Introduction to Distributed Cognition
This article provides more detail than the book, and is much more readable than Ed Hutchins' seminal text.
Special issue of Applied Ergonomics on Socio-technical Systems Theory
This page links to a variety of articles on Socio-technical Systems Theory that appeared in the journal Applied Ergonomics. The special issue was a Festschrift in Honour of Ken Eason.
Qualitative data analysis tools
A variety of tools exist to support qualitative data analysis. Atlasti and NVivo are both tools that support qualitative and mixed methods data analysis. Both can be explored free but licenses have to be purchased for long-term use.
There are many articles on the web about presenting data, offering various tips and tricks to get the best out of the data you have.

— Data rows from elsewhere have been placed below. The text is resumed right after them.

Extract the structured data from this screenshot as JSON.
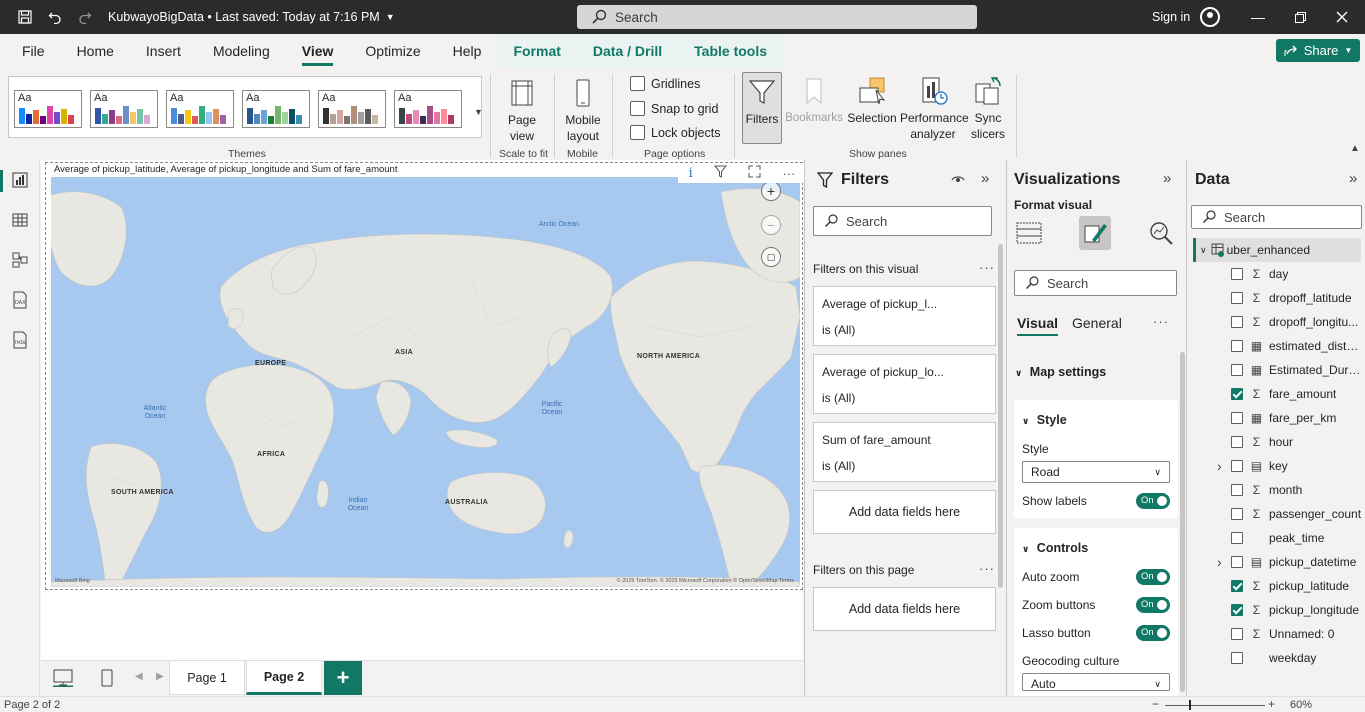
{
  "titlebar": {
    "title": "KubwayoBigData",
    "saved": "Last saved: Today at 7:16 PM",
    "search": "Search",
    "signin": "Sign in"
  },
  "menu": {
    "items": [
      "File",
      "Home",
      "Insert",
      "Modeling",
      "View",
      "Optimize",
      "Help"
    ],
    "context_items": [
      "Format",
      "Data / Drill",
      "Table tools"
    ],
    "share": "Share"
  },
  "ribbon": {
    "themes_label": "Themes",
    "theme_glyph": "Aa",
    "page_view": "Page view",
    "scale_to_fit": "Scale to fit",
    "mobile_layout": "Mobile layout",
    "mobile_group": "Mobile",
    "gridlines": "Gridlines",
    "snap_to_grid": "Snap to grid",
    "lock_objects": "Lock objects",
    "page_options": "Page options",
    "filters": "Filters",
    "bookmarks": "Bookmarks",
    "selection": "Selection",
    "performance_analyzer": "Performance analyzer",
    "sync_slicers": "Sync slicers",
    "show_panes": "Show panes",
    "theme_colors": [
      [
        "#118dff",
        "#12239e",
        "#e66c37",
        "#6b007b",
        "#e044a7",
        "#744ec2",
        "#d9b300",
        "#d64550"
      ],
      [
        "#3257a8",
        "#37a794",
        "#8b3d88",
        "#dd6b7f",
        "#6b91c9",
        "#f5c869",
        "#77c4a8",
        "#dea6cf"
      ],
      [
        "#4a8ddc",
        "#4c5d8a",
        "#f3c911",
        "#dc5b57",
        "#33ae81",
        "#95c8f0",
        "#dd915f",
        "#9a64a0"
      ],
      [
        "#2a5783",
        "#4d8ac0",
        "#69a3d6",
        "#1d7e3b",
        "#76b56e",
        "#a2d39c",
        "#0c4f6b",
        "#3c8bb1"
      ],
      [
        "#333333",
        "#b2a198",
        "#d4a89b",
        "#7b756c",
        "#b08f7b",
        "#a0a0a0",
        "#5b5b5b",
        "#c4b7a5"
      ],
      [
        "#374649",
        "#c04b7a",
        "#e88bb1",
        "#41295a",
        "#a54d8a",
        "#dc7aa2",
        "#ff8c96",
        "#b3376a"
      ]
    ]
  },
  "canvas": {
    "visual_title": "Average of pickup_latitude, Average of pickup_longitude and Sum of fare_amount",
    "labels": {
      "europe": "EUROPE",
      "asia": "ASIA",
      "north_america": "NORTH AMERICA",
      "africa": "AFRICA",
      "south_america": "SOUTH AMERICA",
      "australia": "AUSTRALIA"
    },
    "oceans": {
      "arctic": "Arctic Ocean",
      "atlantic": "Atlantic Ocean",
      "pacific": "Pacific Ocean",
      "indian": "Indian Ocean"
    },
    "copyright": "© 2025 TomTom, © 2025 Microsoft Corporation  © OpenStreetMap  Terms",
    "logo": "Microsoft Bing"
  },
  "pages": {
    "tabs": [
      "Page 1",
      "Page 2"
    ],
    "active": "Page 2"
  },
  "status": {
    "page": "Page 2 of 2",
    "zoom": "60%",
    "zoom_level": 0.3
  },
  "filters": {
    "title": "Filters",
    "search": "Search",
    "on_visual": "Filters on this visual",
    "cards": [
      {
        "name": "Average of pickup_l...",
        "value": "is (All)"
      },
      {
        "name": "Average of pickup_lo...",
        "value": "is (All)"
      },
      {
        "name": "Sum of fare_amount",
        "value": "is (All)"
      }
    ],
    "add_fields": "Add data fields here",
    "on_page": "Filters on this page"
  },
  "visualizations": {
    "title": "Visualizations",
    "format_visual": "Format visual",
    "search": "Search",
    "tabs": [
      "Visual",
      "General"
    ],
    "map_settings": "Map settings",
    "style": {
      "header": "Style",
      "label": "Style",
      "value": "Road",
      "show_labels": "Show labels",
      "show_labels_state": "On"
    },
    "controls": {
      "header": "Controls",
      "auto_zoom": "Auto zoom",
      "zoom_buttons": "Zoom buttons",
      "lasso_button": "Lasso button",
      "state": "On",
      "geocoding": "Geocoding culture",
      "geocoding_value": "Auto"
    }
  },
  "data": {
    "title": "Data",
    "search": "Search",
    "table": "uber_enhanced",
    "fields": [
      {
        "name": "day",
        "type": "sigma",
        "checked": false
      },
      {
        "name": "dropoff_latitude",
        "type": "sigma",
        "checked": false
      },
      {
        "name": "dropoff_longitu...",
        "type": "sigma",
        "checked": false
      },
      {
        "name": "estimated_dista...",
        "type": "calc",
        "checked": false
      },
      {
        "name": "Estimated_Dura...",
        "type": "calc",
        "checked": false
      },
      {
        "name": "fare_amount",
        "type": "sigma",
        "checked": true
      },
      {
        "name": "fare_per_km",
        "type": "calc",
        "checked": false
      },
      {
        "name": "hour",
        "type": "sigma",
        "checked": false
      },
      {
        "name": "key",
        "type": "calendar",
        "checked": false,
        "expand": true
      },
      {
        "name": "month",
        "type": "sigma",
        "checked": false
      },
      {
        "name": "passenger_count",
        "type": "sigma",
        "checked": false
      },
      {
        "name": "peak_time",
        "type": "none",
        "checked": false
      },
      {
        "name": "pickup_datetime",
        "type": "calendar",
        "checked": false,
        "expand": true
      },
      {
        "name": "pickup_latitude",
        "type": "sigma",
        "checked": true
      },
      {
        "name": "pickup_longitude",
        "type": "sigma",
        "checked": true
      },
      {
        "name": "Unnamed: 0",
        "type": "sigma",
        "checked": false
      },
      {
        "name": "weekday",
        "type": "none",
        "checked": false
      }
    ]
  }
}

One aspect that is emphasised by many is that data should tell a story and support the conclusions, both points that are emphasised in Chapter 9. This short article from Forbes offers some simple tips for presenting data, including a short video on why pie charts are evil!
Most universities hold licenses for statistical packages such as SAS and SPSS. This website lists a range statistical packages, with reviews - www.capterra.com/statistical-analysis-software/
Nielsen Norman have put together a straightforward set of steps for thematic analysis which is useful for those starting out with the technique.
Links provided in the book: